The Librarian led them out of the room, to a grouping of study tables. She stood over one of the tables, and looked up to the skylight, which was showing nothing but darkness. “This is it, right here. Unless it has to be the exact center, in which case I’ll need to find the blueprints.”
Missy spun around for perspective. “No, this should be close enough.” She climbed onto the table, and sat cross-legged on it. She interlaced six of her fingers, but kept the other two pointed outwards, in the vague shape of a handgun. She closed her eyes and began a breathing exercise that Dar’cy had taught her, imagining that her teacher was smiling at the sight. Once she felt like she too was centered, she outstretched her arms to search for the energies permeating this dimension, and the building within it. She concentrated on harmonizing her body’s vibrations with those of her environment, and its occupants.
She maintained this position, gathering all the vibes from the dimension, bundling all of them together with her mind, then seeking out the world beyond. What she needed to do was destroy everything holding this place together, and force it to revert back to the rules that governed the universe as a whole. As she predicted, even though this was the first time she had tried this, it was nearly an hour before she was successful. All barriers were removed. She could feel herself, and everyone around her, speeding back up. Before this connection was broken, she could also feel everybody in the building throw up. It was a jarring experience.
Once she opened her eyes, she found the Librarian on her hands and knees, trying to catch her breath. Others were doing the same, hovered over piles and puddles of their bile. Only Dar’cy remained standing, perfectly fine, likely because her mother taught her how to adapt to new situations at the drop of a hat. Or because she was an object threader, and often instantly found herself in new places.
The Librarian stood back up and started coughing. “I hope your new government employs some good janitors.”
Grossed out, Missy timidly peeked over to see the floor better. “I think you’ll just want a good carpet installer.”

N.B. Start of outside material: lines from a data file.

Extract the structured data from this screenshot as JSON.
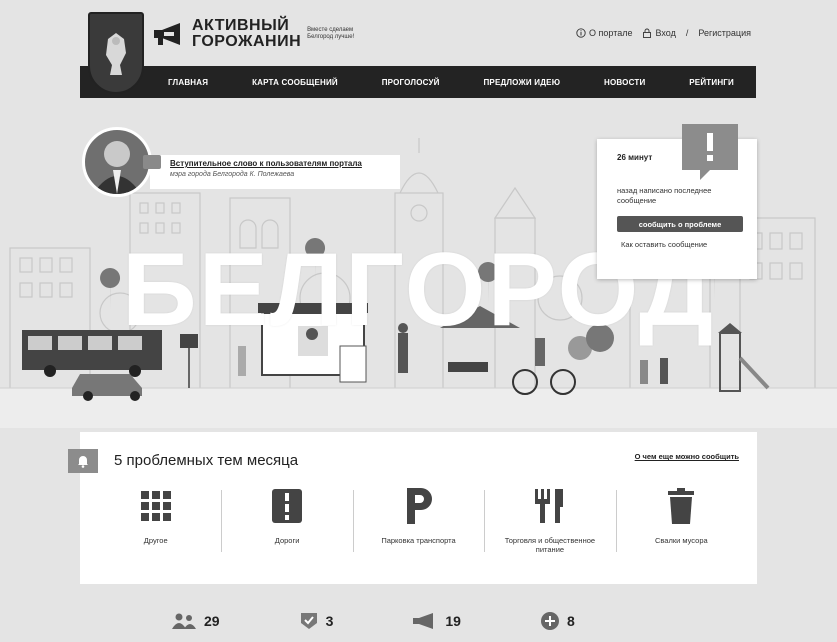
{
  "header": {
    "logo_title_line1": "АКТИВНЫЙ",
    "logo_title_line2": "ГОРОЖАНИН",
    "logo_slogan": "Вместе сделаем Белгород лучше!",
    "links": {
      "about": "О портале",
      "login": "Вход",
      "separator": "/",
      "register": "Регистрация"
    }
  },
  "nav": {
    "items": [
      "ГЛАВНАЯ",
      "КАРТА СООБЩЕНИЙ",
      "ПРОГОЛОСУЙ",
      "ПРЕДЛОЖИ ИДЕЮ",
      "НОВОСТИ",
      "РЕЙТИНГИ"
    ]
  },
  "hero": {
    "city_name": "БЕЛГОРОД",
    "mayor_link": "Вступительное слово к пользователям портала",
    "mayor_caption": "мэра города Белгорода К. Полежаева",
    "notice": {
      "minutes": "26 минут",
      "text": "назад написано последнее сообщение",
      "button": "сообщить о проблеме",
      "how_link": "Как оставить сообщение"
    }
  },
  "problems": {
    "title": "5 проблемных тем месяца",
    "more_link": "О чем еще можно сообщить",
    "categories": [
      {
        "label": "Другое",
        "icon": "grid-icon"
      },
      {
        "label": "Дороги",
        "icon": "road-icon"
      },
      {
        "label": "Парковка транспорта",
        "icon": "parking-icon"
      },
      {
        "label": "Торговля и общественное питание",
        "icon": "fork-knife-icon"
      },
      {
        "label": "Свалки мусора",
        "icon": "trash-icon"
      }
    ]
  },
  "stats": [
    {
      "icon": "users-icon",
      "value": "29"
    },
    {
      "icon": "shield-check-icon",
      "value": "3"
    },
    {
      "icon": "megaphone-icon",
      "value": "19"
    },
    {
      "icon": "plus-circle-icon",
      "value": "8"
    }
  ],
  "colors": {
    "nav_bg": "#232323",
    "accent_gray": "#8c8c8c",
    "page_bg": "#e4e4e4"
  }
}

“Welcome to 2175,” Dar’cy said. “I think, at least. I’m not the best at math, I grew up on an island.”
“Now we know how Leona and Serif feel.”
A group of people suddenly barged into the library from the outside, holding their badges up, like they were raiding a strip club known for laundering money. “This is the Intercity Police Department, Temporal Anomaly Division!” the leader called out.
“TAD?” Dar’cy giggled.
“We are here because of an unscheduled dimensional reestablishment!” the cop continued. “You have interfered with the stability of realspace, and caused severe structural damage! We are still investigating casualties! Please congregate in one place, so we can take your statements! Resistance is not recommended!”
“Shit,” Dar’cy said.
They both looked at the Librarian, who looked back with a poker face. “I can’t give you what you want until this is resolved, if it ever is. If you killed someone,” she said to Missy, “even just one person, the deal’s off.”
“Shit,” Missy echoed.

No comments :

Post a Comment